TASK >> The records that follow are to be repeated exactly, without any pictures.

SUPPLIED RECORDS >>
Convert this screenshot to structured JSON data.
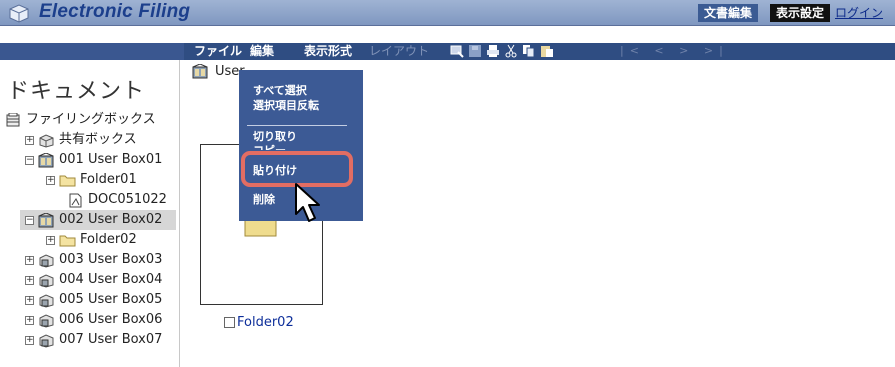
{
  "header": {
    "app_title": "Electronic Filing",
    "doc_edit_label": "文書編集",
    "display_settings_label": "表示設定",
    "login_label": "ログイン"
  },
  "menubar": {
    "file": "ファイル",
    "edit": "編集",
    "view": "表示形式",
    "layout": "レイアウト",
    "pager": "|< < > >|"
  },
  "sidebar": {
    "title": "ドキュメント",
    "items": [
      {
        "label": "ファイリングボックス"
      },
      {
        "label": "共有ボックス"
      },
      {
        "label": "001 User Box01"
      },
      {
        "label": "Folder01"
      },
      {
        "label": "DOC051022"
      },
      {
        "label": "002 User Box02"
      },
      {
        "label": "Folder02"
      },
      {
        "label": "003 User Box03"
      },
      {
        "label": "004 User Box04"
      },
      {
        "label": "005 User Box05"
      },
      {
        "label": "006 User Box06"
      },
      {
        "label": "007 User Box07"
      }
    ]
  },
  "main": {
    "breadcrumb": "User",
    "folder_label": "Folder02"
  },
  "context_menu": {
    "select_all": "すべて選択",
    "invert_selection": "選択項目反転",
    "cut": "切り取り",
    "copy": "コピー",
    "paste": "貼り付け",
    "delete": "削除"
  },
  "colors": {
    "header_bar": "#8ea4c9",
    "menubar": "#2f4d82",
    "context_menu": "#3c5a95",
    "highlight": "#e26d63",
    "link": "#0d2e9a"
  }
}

FINISHED TASK >>
Convert this screenshot to structured JSON data.
{
  "header": {
    "app_title": "Electronic Filing",
    "doc_edit_label": "文書編集",
    "display_settings_label": "表示設定",
    "login_label": "ログイン"
  },
  "menubar": {
    "file": "ファイル",
    "edit": "編集",
    "view": "表示形式",
    "layout": "レイアウト",
    "pager": "|< < > >|"
  },
  "sidebar": {
    "title": "ドキュメント",
    "items": [
      {
        "label": "ファイリングボックス"
      },
      {
        "label": "共有ボックス"
      },
      {
        "label": "001 User Box01"
      },
      {
        "label": "Folder01"
      },
      {
        "label": "DOC051022"
      },
      {
        "label": "002 User Box02"
      },
      {
        "label": "Folder02"
      },
      {
        "label": "003 User Box03"
      },
      {
        "label": "004 User Box04"
      },
      {
        "label": "005 User Box05"
      },
      {
        "label": "006 User Box06"
      },
      {
        "label": "007 User Box07"
      }
    ]
  },
  "main": {
    "breadcrumb": "User",
    "folder_label": "Folder02"
  },
  "context_menu": {
    "select_all": "すべて選択",
    "invert_selection": "選択項目反転",
    "cut": "切り取り",
    "copy": "コピー",
    "paste": "貼り付け",
    "delete": "削除"
  },
  "colors": {
    "header_bar": "#8ea4c9",
    "menubar": "#2f4d82",
    "context_menu": "#3c5a95",
    "highlight": "#e26d63",
    "link": "#0d2e9a"
  }
}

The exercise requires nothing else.